Find a fall festival in a riverside downtown district and you have the perfect excuse for getting there by boat. Cities along popular recreational waterways typically have boating facilities. Just plan ahead and make sure your boat can be accommodated.
Does docking at a crowded marina during summertime give you the jitters? Have you been too nervous to pilot your boat into a lock chamber on a large river system? Get over those skittish moments by honing your seamanship skills when there is more room to maneuver the boat, and less chance of getting stared down by other boaters. Uncrowded waters give you the time and space to practice, practice and practice some more! Come next boating season, you’ll have the skills and confidence to meet the challenges. As for transiting a lock, learning proper etiquette and navigation techniques can open up a new world of boating.
Yep, that’s right. Rent a houseboat even though you already own a boat. Take it along, too. Houseboat rentals are common and very popular on large impoundments where overnight stays can last weeks at the time. And what better way to extend your boating season and viewing the fall colors than with a fall vacation aboard a houseboat? Tow your own boat along for the fun. If your rig is a fishing boat, then make home base aboard the houseboat. From there, you can untie the lines and take off for hours of fishing fun on unpressured waters.

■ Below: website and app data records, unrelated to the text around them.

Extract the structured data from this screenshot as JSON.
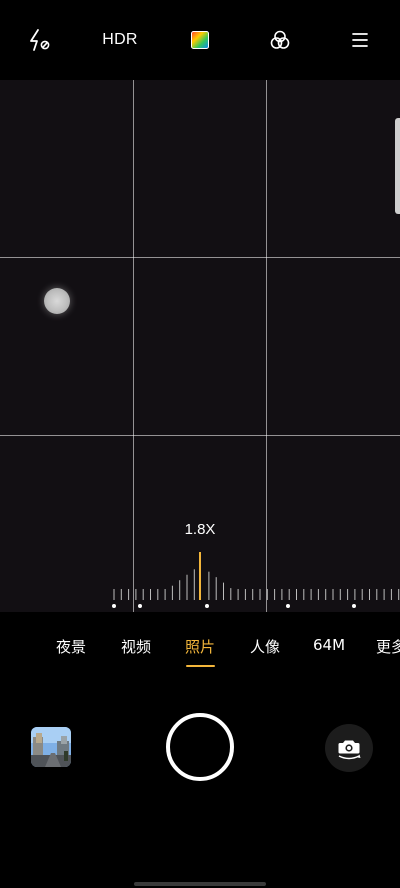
{
  "topbar": {
    "flash_icon": "flash-off-icon",
    "hdr_label": "HDR",
    "color_mode_icon": "color-palette-icon",
    "filter_icon": "filter-circles-icon",
    "menu_icon": "menu-icon"
  },
  "viewfinder": {
    "zoom_label": "1.8X",
    "zoom_value": 1.8,
    "grid": "3x3",
    "focus_indicator_icon": "focus-dot-icon"
  },
  "modes": {
    "items": [
      {
        "label": "夜景",
        "active": false
      },
      {
        "label": "视频",
        "active": false
      },
      {
        "label": "照片",
        "active": true
      },
      {
        "label": "人像",
        "active": false
      },
      {
        "label": "64M",
        "active": false
      },
      {
        "label": "更多",
        "active": false
      }
    ]
  },
  "bottom": {
    "gallery_thumbnail_icon": "gallery-thumbnail-icon",
    "shutter_icon": "shutter-button-icon",
    "switch_camera_icon": "switch-camera-icon"
  },
  "colors": {
    "accent": "#f3b63b",
    "background": "#000000",
    "viewfinder": "#120f13"
  }
}
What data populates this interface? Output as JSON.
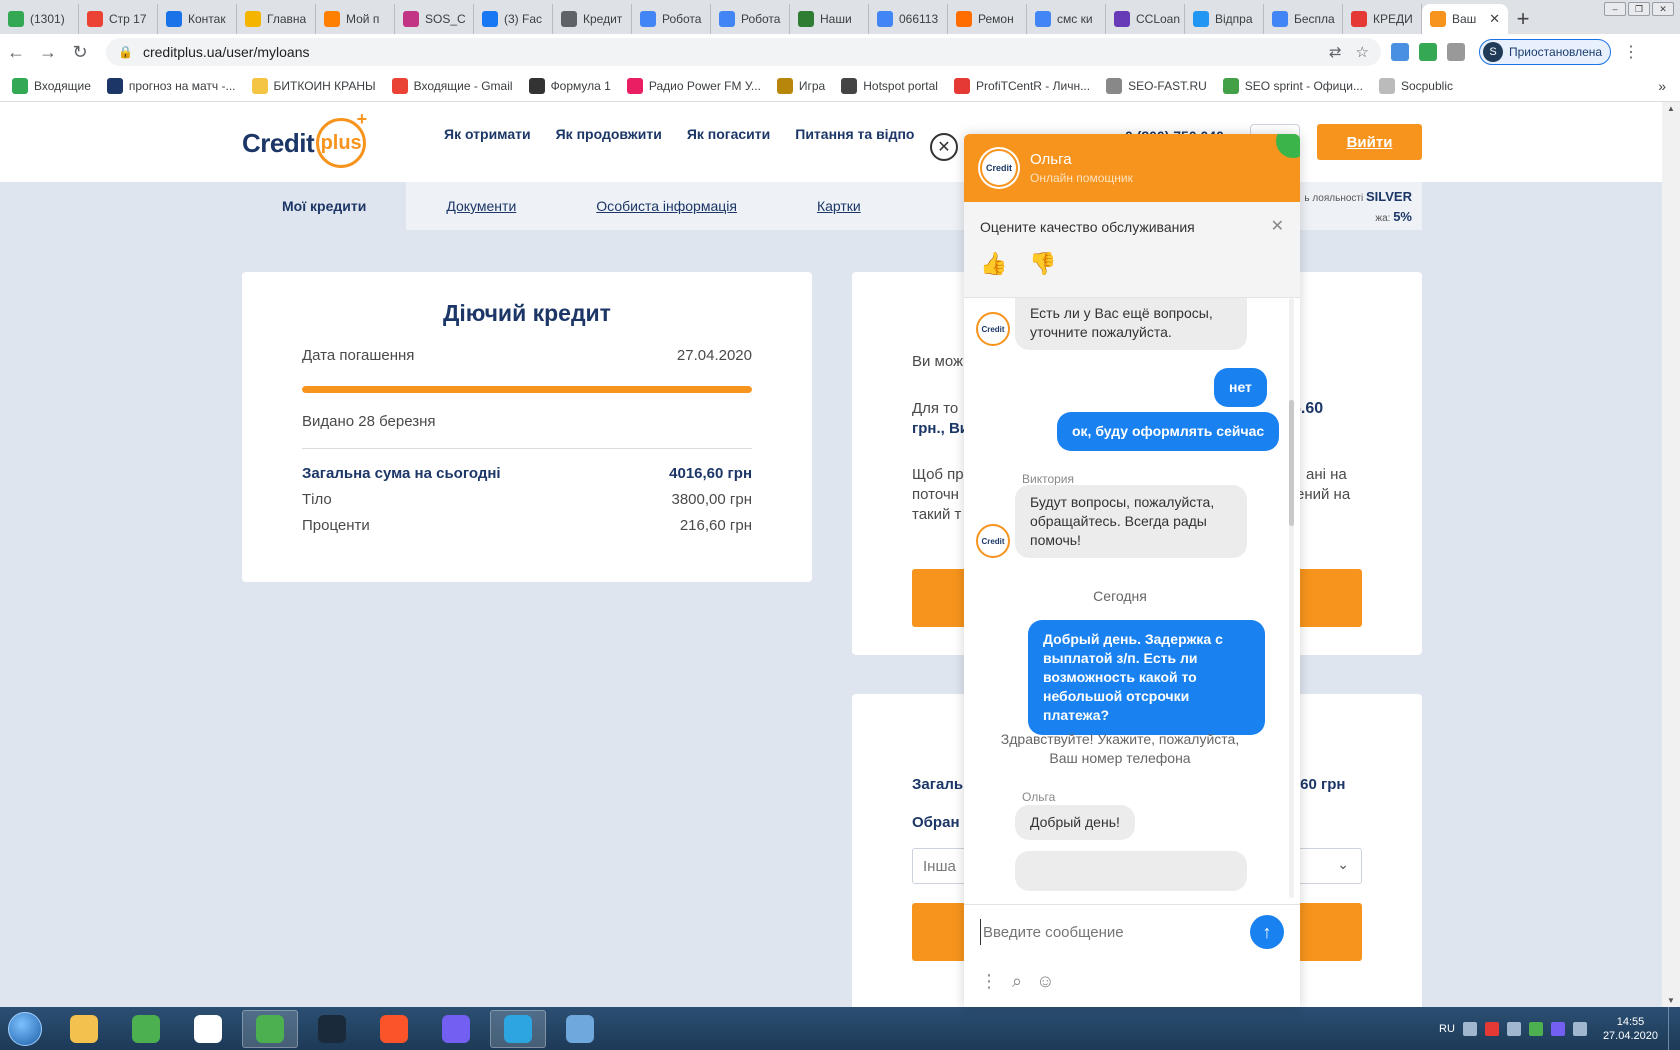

There you have it—a start to your fun-filled list of fall boating activities.
Just heed these words of caution. The chill in the air might be welcome, but not so much in the water. Take the necessary safety precautions during cool weather boating trips. Dress warmly in layers. On chilly mornings, watch your steps on frost-glazed marina walkways. Avoid needlessly splashing your passengers with chilly water when crossing windy lakes. And be sure to back off the throttle.
Otherwise, you might miss the sights, sounds and smells that awaken the senses during a season of fall boating!